◆ To do
From the records below, return every line containing the word "Show".

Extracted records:
•••••

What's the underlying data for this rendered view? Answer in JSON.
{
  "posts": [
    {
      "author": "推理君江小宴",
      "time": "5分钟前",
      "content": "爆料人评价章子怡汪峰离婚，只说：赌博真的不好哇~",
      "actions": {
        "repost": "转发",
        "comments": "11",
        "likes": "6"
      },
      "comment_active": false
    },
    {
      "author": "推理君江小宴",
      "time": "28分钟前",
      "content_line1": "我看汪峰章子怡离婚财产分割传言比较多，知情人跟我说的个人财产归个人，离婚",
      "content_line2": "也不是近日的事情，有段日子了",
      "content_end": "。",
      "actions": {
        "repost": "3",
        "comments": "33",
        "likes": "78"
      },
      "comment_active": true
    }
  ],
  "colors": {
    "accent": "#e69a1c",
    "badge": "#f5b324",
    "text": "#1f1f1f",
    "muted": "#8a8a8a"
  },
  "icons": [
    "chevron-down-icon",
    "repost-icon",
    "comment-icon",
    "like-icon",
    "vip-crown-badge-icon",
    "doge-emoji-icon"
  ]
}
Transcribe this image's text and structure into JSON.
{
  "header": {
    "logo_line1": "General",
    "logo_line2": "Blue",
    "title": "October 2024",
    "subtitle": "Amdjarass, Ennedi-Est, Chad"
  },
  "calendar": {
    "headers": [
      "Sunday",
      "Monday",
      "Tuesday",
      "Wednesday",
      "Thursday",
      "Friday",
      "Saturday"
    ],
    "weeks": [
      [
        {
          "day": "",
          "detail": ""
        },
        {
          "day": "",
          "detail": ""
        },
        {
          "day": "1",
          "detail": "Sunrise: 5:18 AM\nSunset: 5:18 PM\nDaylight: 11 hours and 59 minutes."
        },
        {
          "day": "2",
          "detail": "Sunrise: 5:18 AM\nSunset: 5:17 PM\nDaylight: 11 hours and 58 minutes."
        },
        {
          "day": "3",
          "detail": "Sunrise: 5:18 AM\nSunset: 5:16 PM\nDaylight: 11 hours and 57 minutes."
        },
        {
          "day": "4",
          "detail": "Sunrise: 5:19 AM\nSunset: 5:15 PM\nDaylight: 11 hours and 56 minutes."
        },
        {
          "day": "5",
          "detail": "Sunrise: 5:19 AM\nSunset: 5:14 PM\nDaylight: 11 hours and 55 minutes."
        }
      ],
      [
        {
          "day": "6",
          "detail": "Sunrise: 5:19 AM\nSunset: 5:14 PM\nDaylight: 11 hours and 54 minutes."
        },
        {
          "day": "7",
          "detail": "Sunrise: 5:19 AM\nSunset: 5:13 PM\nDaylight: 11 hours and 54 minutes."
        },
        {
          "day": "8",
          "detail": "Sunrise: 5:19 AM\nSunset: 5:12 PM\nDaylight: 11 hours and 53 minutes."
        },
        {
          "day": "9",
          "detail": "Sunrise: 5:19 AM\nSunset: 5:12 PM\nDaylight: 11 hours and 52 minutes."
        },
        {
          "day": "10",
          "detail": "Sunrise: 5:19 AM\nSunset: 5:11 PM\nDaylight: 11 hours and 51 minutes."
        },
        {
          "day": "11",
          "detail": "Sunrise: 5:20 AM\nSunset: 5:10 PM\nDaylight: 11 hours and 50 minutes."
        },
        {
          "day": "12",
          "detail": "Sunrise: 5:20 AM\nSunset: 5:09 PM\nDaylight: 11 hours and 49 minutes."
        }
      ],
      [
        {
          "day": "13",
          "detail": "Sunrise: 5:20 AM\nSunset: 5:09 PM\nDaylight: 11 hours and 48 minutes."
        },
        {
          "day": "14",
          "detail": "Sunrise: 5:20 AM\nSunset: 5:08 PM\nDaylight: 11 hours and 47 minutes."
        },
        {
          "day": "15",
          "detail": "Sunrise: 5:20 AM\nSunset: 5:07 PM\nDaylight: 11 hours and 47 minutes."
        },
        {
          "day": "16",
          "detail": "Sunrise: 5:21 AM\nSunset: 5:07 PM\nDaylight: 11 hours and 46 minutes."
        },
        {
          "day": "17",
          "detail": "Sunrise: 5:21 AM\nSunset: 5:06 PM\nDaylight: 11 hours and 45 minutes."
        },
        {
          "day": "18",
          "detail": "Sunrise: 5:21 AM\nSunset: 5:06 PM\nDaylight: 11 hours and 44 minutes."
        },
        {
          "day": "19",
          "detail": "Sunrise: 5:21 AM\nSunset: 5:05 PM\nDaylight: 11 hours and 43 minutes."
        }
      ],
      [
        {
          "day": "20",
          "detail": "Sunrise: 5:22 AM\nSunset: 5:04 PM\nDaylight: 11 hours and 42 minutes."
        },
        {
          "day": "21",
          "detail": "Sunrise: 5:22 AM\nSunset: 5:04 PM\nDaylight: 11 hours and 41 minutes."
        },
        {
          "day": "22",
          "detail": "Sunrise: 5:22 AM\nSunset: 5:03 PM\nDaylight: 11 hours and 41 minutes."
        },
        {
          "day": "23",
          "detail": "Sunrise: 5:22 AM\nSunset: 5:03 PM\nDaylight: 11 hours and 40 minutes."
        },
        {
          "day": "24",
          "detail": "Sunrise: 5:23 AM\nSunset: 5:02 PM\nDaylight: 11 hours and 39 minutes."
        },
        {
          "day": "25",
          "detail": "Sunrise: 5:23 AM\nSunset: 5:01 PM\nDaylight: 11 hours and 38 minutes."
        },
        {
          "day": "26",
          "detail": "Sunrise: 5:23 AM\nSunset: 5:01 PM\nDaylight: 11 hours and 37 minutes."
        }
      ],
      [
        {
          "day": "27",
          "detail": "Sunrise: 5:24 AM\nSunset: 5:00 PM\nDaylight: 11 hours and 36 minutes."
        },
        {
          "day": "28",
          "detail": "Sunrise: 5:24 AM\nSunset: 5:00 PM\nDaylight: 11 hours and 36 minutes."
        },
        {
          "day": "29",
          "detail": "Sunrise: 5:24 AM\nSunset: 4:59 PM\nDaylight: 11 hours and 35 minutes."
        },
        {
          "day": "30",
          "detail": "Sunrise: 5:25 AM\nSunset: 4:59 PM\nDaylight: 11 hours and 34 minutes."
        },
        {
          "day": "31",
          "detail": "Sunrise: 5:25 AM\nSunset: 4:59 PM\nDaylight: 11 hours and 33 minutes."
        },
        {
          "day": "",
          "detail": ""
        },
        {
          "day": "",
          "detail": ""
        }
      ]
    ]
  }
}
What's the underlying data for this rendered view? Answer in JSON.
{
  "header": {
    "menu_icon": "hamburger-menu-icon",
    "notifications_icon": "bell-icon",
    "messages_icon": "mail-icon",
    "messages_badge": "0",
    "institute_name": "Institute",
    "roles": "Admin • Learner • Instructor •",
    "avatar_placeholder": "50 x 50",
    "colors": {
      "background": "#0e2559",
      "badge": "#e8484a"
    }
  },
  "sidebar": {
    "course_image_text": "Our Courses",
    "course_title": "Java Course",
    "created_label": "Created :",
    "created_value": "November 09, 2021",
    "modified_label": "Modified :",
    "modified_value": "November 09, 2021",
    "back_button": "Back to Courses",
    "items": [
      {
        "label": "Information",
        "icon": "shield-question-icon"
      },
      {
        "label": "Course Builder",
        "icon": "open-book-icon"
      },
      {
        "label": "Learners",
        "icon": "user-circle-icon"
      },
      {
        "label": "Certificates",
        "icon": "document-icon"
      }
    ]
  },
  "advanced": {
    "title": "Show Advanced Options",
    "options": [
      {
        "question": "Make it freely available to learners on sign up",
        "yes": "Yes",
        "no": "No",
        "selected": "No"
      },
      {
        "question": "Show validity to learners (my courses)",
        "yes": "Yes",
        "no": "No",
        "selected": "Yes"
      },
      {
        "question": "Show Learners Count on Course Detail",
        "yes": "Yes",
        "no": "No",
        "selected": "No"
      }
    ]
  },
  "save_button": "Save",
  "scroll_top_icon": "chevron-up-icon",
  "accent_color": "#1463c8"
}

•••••

◆ Task response
    "title": "Show Advanced Options",
        "question": "Show validity to learners (my courses)",
        "question": "Show Learners Count on Course Detail",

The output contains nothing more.